“What better way to greet their enterprise than the development of the euro-euro based on open and unrestricted currency, derivative, and securities markets, and following the lines and rationale of its predecessor, the EuroDollar.”
At the euro-euro’s root would be the City’s constant innovation, its global acclaimed fintech, its wealth of participants in its deep and liquid markets, its skilled and diverse workforce and supporting resources, the Professor noted.
He concluded: “Like the EuroDollar it would immediately command a global customer base, and similarly cement the City at the top of the global financial services industry.”
In another column, former MEP Lord Daniel Hannan also urged the City to adopt “lighter-touch regulation”.
Criticising Brussels for not granting equivalence to the City of London, he wrote: “That decision will hurt the EU more than it hurts Britain, reducing the access of Continental firms to the world’s best money markets just when Europe needs to recapitalise.
“Britain, understanding that protectionist measures mainly hurt the places that impose them, has not been so foolish as to retaliate in kind.

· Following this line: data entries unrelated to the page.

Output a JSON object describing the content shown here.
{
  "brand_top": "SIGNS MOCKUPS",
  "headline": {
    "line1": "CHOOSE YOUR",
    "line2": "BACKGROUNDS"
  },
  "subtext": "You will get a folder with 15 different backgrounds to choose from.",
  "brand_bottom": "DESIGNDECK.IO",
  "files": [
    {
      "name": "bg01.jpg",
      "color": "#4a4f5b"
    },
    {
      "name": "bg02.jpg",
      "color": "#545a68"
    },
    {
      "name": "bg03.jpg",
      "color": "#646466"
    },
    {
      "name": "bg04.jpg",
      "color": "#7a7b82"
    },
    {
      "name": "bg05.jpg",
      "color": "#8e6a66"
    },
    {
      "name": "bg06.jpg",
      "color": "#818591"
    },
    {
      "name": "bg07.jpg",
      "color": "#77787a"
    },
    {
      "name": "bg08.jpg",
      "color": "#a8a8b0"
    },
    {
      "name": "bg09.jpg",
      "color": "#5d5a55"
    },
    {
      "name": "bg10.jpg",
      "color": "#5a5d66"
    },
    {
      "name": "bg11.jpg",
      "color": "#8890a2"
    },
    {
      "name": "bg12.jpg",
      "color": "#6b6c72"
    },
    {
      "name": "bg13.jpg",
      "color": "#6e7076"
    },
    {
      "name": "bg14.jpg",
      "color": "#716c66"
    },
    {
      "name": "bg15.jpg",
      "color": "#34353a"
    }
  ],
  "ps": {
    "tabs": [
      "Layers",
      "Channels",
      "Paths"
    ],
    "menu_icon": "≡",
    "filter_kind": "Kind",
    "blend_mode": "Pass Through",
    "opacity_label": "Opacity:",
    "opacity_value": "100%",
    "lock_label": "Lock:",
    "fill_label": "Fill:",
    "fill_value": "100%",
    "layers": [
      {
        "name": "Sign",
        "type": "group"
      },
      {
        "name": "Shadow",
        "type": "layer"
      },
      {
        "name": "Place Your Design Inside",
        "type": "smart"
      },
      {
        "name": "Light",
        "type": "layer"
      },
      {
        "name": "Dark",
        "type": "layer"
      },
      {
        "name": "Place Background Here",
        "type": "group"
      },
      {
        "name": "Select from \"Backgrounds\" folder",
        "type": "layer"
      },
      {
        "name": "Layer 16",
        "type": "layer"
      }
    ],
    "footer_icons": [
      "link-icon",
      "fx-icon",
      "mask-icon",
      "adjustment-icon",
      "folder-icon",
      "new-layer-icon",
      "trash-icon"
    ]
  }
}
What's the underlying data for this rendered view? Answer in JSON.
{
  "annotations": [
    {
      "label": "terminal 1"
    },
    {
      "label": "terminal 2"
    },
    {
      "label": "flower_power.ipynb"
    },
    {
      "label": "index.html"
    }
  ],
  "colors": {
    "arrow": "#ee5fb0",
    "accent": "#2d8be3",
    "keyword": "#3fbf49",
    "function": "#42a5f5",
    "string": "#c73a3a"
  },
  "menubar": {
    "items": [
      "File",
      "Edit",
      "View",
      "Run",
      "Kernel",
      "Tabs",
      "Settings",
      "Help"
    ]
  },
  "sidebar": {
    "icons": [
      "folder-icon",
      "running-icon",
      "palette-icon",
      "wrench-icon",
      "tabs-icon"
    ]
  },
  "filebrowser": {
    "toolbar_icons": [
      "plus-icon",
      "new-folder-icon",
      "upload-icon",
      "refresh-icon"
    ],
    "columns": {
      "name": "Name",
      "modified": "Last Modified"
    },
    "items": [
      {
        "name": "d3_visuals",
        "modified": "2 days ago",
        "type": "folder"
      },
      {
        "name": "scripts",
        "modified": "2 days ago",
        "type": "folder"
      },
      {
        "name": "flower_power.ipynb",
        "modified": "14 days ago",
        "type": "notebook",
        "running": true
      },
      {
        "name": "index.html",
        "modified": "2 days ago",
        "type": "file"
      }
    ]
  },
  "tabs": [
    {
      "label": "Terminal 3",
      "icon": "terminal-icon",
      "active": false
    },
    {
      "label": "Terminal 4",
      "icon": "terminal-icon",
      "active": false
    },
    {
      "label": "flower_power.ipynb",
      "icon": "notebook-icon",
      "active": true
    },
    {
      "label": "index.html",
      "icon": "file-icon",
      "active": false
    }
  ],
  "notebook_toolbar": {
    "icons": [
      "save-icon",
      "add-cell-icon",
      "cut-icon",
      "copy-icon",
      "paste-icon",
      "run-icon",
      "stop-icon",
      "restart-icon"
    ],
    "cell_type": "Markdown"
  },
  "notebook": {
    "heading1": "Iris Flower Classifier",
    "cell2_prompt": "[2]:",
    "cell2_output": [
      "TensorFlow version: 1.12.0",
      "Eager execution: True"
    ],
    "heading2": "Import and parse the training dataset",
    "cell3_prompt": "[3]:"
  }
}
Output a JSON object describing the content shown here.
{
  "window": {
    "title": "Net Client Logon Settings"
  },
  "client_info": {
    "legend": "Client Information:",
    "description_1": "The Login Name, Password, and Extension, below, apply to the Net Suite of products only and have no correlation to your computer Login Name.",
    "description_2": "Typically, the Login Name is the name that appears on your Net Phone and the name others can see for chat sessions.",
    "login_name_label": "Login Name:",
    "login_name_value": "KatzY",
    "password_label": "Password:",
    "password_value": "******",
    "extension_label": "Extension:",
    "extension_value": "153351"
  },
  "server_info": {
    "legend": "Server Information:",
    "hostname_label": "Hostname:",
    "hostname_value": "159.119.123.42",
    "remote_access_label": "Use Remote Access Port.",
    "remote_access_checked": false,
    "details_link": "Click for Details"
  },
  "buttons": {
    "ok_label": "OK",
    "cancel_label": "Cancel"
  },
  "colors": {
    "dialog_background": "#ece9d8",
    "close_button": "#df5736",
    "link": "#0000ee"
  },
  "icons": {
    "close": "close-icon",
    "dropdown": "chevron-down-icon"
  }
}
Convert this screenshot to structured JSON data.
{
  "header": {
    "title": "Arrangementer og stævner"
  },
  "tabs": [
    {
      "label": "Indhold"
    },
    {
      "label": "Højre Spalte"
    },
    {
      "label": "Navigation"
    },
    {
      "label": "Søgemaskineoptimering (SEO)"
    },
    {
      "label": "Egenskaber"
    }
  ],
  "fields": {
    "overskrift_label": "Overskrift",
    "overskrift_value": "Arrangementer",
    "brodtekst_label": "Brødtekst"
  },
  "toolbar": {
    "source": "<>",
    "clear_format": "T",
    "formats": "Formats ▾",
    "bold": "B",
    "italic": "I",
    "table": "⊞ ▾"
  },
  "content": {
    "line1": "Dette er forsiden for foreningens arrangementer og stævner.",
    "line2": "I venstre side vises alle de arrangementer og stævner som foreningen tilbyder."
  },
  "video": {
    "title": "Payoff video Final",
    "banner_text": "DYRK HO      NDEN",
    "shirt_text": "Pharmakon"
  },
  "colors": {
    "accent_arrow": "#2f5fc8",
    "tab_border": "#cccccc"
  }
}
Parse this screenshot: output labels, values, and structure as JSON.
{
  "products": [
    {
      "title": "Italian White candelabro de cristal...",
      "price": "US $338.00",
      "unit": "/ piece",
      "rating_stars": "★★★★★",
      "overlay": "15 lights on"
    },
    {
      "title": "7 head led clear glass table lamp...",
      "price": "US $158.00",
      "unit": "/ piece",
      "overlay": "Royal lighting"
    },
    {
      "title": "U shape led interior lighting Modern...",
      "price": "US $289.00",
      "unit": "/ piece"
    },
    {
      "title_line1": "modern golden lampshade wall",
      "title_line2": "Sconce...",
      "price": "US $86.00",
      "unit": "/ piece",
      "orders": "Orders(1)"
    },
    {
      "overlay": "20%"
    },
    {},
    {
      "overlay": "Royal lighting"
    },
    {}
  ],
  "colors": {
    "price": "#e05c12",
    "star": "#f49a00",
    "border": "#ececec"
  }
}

“But we can’t stop the EU from self-harming.”
Lord Hannan added: “Many of our rules are still aimed at preventing the 2008 crash, rather than at facilitating future growth in fintech, green investment and digital trade.
“At the very least, we should make competitiveness an explicit part of the regulators’ mandate – certainly no less than stability, confidence or consumer protection. Other regulators, such as Singapore’s, take it for granted that boosting competitiveness is part of their role.”
He concluded in his piece for The Telegraph: “London has immense opportunities.
“Just as it benefitted from American protectionism a generation ago by establishing the EuroDollar market, so it now stands to gain from European short-sightedness.
“We might well see a ‘euro-euro’ market here as Continental institutions flee their own regulators. But these things won’t happen on their own. We need to adapt – and quickly.”